For homes heated with gas, a practical option is to replace the central air-conditioner (AC) (for homes that have one) with a heat pump, when the AC needs to be replaced. Heat pumps provide cooling in the same ways as central AC systems, but also provide efficient electric heating in the colder months.
With the proper installation of an efficient heat pump — and keeping the existing furnace or replacing it if needed — it can displace up to 80% of annual gas use for home heating, while the furnace takes care of the home’s heating needs during the coldest outdoor temperatures.
In this scenario, for an Xcel Energy electricity customer, the annual heating costs will be within about 10% (about $80 per year) of those for a home relying on an efficient gas furnace for all its heating needs. In addition, reasonable utility incentives will cover most or all the incremental costs of installing the heat pump in place of the air-conditioner.
The six largest electric utilities in Colorado, which provide over 90% of Colorado’s electricity, all have goals and plans to reduce their greenhouse gas (GHG) emissions from electricity generation by at least 80% by 2030. Because of these plans, switching to efficient electric heating reduces a Colorado home’s carbon impacts significantly. With the heat pump displacing 80% of the home’s gas use for space heating as just described, the home’s GHG emissions from heating will be reduced by about 50% over the next 15 years (the average life of a heat pump).
For new homes, it makes sense to completely electrify the home, eliminating the need for gas service. A cold-climate heat pump will efficiently keep the home comfortable without a backup furnace. HPWHs are also very efficient, with annual energy costs slightly lower than those for gas water heaters (factoring in current gas and electricity prices). Induction stove cooktops and ranges also work great and help improve the indoor air quality and safety of the home compared to gas cooking.
SWEEP estimates that by eliminating the cost of the gas piping to the new home, the total initial cost of an all-electric new home with these efficient electric appliances will be about the same or slightly less than the cost of a gas-heated home with gas appliances. In addition, the annual heating costs (including hot water) for an all-electric home will be about 10% less than for the gas home, and the all-electric home’s carbon emissions will be about 60% less.

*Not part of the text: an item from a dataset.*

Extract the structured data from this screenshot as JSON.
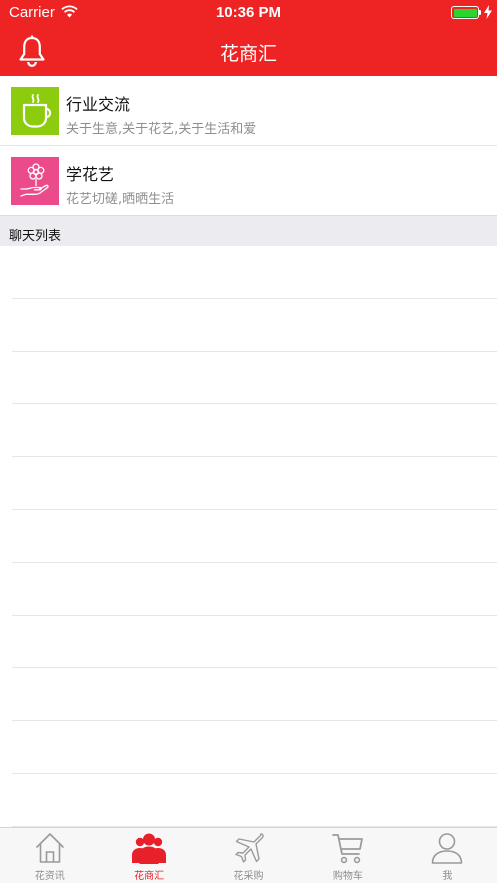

Efficient electric heat pumps and HPWHs have the potential to significantly reduce carbon and other pollutant emissions from Colorado homes, with a reasonable initial cost and without adversely affecting annual heating bills. Through our policy advocacy efforts and collaborative work with the Beneficial Electrification League of Colorado — a coalition of utility, government and nonprofit stakeholders supporting beneficial electrification — SWEEP’s goal is to steadily increase the efficient electrification of homes and commercial buildings, and to help Colorado achieve its climate goals.